Following a government-led summit on child abuse on Tuesday, the four biggest British ISPs -- BT, Sky, TalkTalk and Virgin Media -- promised to donate £1 million ($1.6 million) over next four years to help curb the proliferation of child pornography online.
In total, some 20 Internet firms -- including Facebook, Twitter, Microsoft and local ISPs Sky, Vodafone, O2, EE and Three -- attended the meeting, which was chaired by Culture Secretary Maria Miller. The tone of the discussion was set by an article Miller wrote for the Daily Mail, in which she said, "I passionately believe that Internet providers could and should do more to help us prevent these depraved images having a damaging effect on children."
[ Google leads the corporate initiative against child porn. Read Google Launches Attack On Online Child Pornography. ]
Newspaper reports prior to the actual meeting suggested the government intended to advise the assembled organizations of a two-month deadline to come up with detailed plans to combat the spread of child abuse images, a problem recently linked with high-profile abduction and murder cases in the U.K.
However, most observers have concluded that any government expectations of cleansing the Web of pornographic images as a result of the plan are unrealistic and the efforts are inadequate. Labor Opposition described Miller's efforts as "woeful " and the Tory-led government as "weak in standing up to powerful companies" when the safety of children is at stake.

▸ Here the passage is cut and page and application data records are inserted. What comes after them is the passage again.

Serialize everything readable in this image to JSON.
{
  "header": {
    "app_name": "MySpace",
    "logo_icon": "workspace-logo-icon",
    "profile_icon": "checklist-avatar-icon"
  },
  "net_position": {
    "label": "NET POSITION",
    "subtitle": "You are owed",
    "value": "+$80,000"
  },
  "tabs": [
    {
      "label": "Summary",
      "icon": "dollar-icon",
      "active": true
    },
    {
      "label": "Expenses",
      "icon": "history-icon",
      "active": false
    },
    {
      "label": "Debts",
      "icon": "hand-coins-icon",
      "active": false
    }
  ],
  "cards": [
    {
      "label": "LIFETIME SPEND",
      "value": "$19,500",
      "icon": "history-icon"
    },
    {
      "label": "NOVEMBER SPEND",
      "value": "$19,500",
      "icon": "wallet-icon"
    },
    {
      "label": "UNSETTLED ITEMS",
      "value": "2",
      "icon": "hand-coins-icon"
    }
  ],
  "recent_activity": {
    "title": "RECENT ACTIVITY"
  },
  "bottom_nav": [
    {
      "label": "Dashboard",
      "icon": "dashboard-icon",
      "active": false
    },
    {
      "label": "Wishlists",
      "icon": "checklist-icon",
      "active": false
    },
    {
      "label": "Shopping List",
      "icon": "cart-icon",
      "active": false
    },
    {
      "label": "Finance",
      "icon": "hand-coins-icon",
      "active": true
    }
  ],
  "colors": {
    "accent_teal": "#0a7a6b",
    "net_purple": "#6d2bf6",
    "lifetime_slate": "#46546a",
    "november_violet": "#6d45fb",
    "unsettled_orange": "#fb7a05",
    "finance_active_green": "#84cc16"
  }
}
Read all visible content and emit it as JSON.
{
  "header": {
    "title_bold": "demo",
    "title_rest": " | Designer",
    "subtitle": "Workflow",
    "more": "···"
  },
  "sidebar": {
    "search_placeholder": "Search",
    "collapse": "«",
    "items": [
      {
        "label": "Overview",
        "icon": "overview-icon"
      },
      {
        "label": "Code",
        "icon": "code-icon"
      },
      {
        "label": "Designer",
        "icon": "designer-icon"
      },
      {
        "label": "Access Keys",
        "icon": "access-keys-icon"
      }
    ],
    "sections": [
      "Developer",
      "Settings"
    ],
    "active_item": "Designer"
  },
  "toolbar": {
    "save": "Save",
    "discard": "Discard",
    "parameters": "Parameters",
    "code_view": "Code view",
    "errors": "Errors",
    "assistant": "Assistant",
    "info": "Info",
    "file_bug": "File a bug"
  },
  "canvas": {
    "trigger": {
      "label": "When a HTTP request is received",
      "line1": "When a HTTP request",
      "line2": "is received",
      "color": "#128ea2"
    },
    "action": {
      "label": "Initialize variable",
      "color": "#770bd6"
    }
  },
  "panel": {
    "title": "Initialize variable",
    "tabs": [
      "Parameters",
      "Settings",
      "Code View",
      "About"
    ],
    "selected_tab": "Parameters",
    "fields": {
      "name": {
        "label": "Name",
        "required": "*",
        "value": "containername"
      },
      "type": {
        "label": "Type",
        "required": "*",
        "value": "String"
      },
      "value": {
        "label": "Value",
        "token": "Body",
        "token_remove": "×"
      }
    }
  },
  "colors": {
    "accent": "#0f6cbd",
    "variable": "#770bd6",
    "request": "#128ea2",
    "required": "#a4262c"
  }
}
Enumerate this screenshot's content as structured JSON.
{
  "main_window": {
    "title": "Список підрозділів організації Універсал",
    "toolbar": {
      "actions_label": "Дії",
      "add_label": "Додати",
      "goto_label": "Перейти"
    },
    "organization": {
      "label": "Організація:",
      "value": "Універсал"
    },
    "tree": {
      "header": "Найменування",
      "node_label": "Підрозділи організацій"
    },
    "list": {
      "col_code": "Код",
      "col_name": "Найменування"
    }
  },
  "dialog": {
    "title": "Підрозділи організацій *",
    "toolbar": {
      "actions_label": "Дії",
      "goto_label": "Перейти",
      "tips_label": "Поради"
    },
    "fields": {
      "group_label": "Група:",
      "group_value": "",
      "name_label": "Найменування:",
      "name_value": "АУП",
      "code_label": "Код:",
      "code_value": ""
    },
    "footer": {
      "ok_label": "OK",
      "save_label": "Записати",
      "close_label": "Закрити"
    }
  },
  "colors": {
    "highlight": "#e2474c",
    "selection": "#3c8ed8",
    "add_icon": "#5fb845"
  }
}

In fact, according to many sources, the meeting did not seem to involve a real dialog. BBC Technology Correspondent Rory Cellan-Jones tweeted, for example, that a company exec at the summit had later described the atmosphere as "fractious" and that the politicians showed a "willful ignorance" of the relevant technical issues.
Still, according to the government, the meeting achieved substantive progress. Miller's department released a statement announcing anti-exploitation police and Internet monitoring services for the first time. "This will mean more images of child sexual abuse will be tracked down and acted against," she said. Government sources also pointed a zero-tolerance pledge signed by all attending companies, who also promised to report within a month on how they can support a new proactive approach against child pornography.
Some critics also question making tech firms take on so much heavy lifting when Miller and her Cabinet have approved plans to cut the budget of the main law enforcement group in the field of anti-child abuse. In February Child Exploitation and Online Protection Centre was told it would have to live with 10% budget cuts over the next four years.